(Dataset rows describing interfaces)
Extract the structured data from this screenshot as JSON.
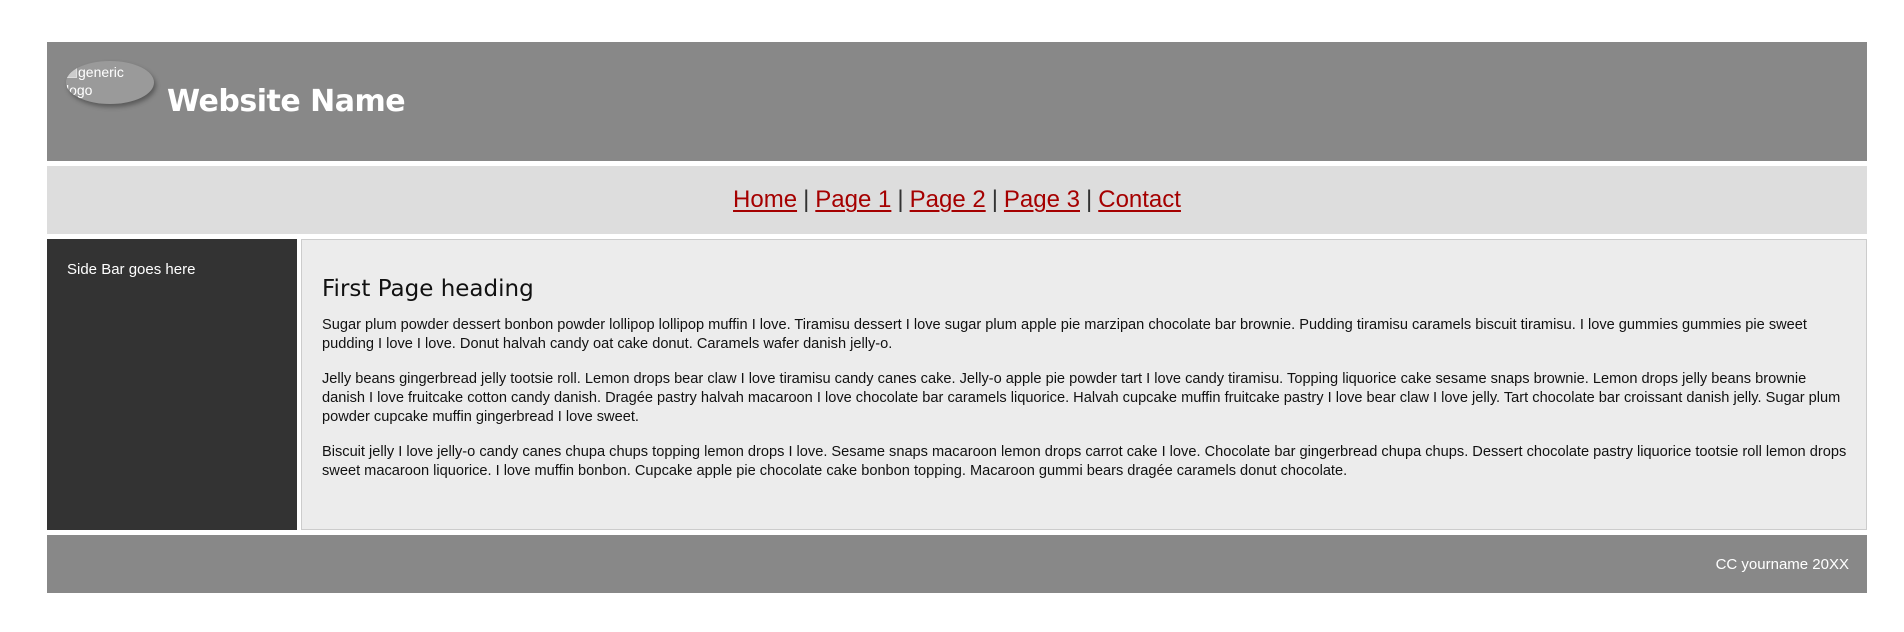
{
  "header": {
    "logo_alt": "generic logo",
    "site_name": "Website Name"
  },
  "nav": {
    "items": [
      "Home",
      "Page 1",
      "Page 2",
      "Page 3",
      "Contact"
    ],
    "separator": "|"
  },
  "sidebar": {
    "text": "Side Bar goes here"
  },
  "main": {
    "heading": "First Page heading",
    "paragraphs": [
      "Sugar plum powder dessert bonbon powder lollipop lollipop muffin I love. Tiramisu dessert I love sugar plum apple pie marzipan chocolate bar brownie. Pudding tiramisu caramels biscuit tiramisu. I love gummies gummies pie sweet pudding I love I love. Donut halvah candy oat cake donut. Caramels wafer danish jelly-o.",
      "Jelly beans gingerbread jelly tootsie roll. Lemon drops bear claw I love tiramisu candy canes cake. Jelly-o apple pie powder tart I love candy tiramisu. Topping liquorice cake sesame snaps brownie. Lemon drops jelly beans brownie danish I love fruitcake cotton candy danish. Dragée pastry halvah macaroon I love chocolate bar caramels liquorice. Halvah cupcake muffin fruitcake pastry I love bear claw I love jelly. Tart chocolate bar croissant danish jelly. Sugar plum powder cupcake muffin gingerbread I love sweet.",
      "Biscuit jelly I love jelly-o candy canes chupa chups topping lemon drops I love. Sesame snaps macaroon lemon drops carrot cake I love. Chocolate bar gingerbread chupa chups. Dessert chocolate pastry liquorice tootsie roll lemon drops sweet macaroon liquorice. I love muffin bonbon. Cupcake apple pie chocolate cake bonbon topping. Macaroon gummi bears dragée caramels donut chocolate."
    ]
  },
  "footer": {
    "text": "CC yourname 20XX"
  },
  "colors": {
    "header_bg": "#888888",
    "nav_bg": "#dddddd",
    "link": "#a50000",
    "sidebar_bg": "#333333",
    "main_bg": "#ececec",
    "footer_bg": "#888888"
  }
}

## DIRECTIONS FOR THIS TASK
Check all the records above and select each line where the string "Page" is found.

## RESPONSE BOX
      "Page 1",
      "Page 2",
      "Page 3",
    "heading": "First Page heading",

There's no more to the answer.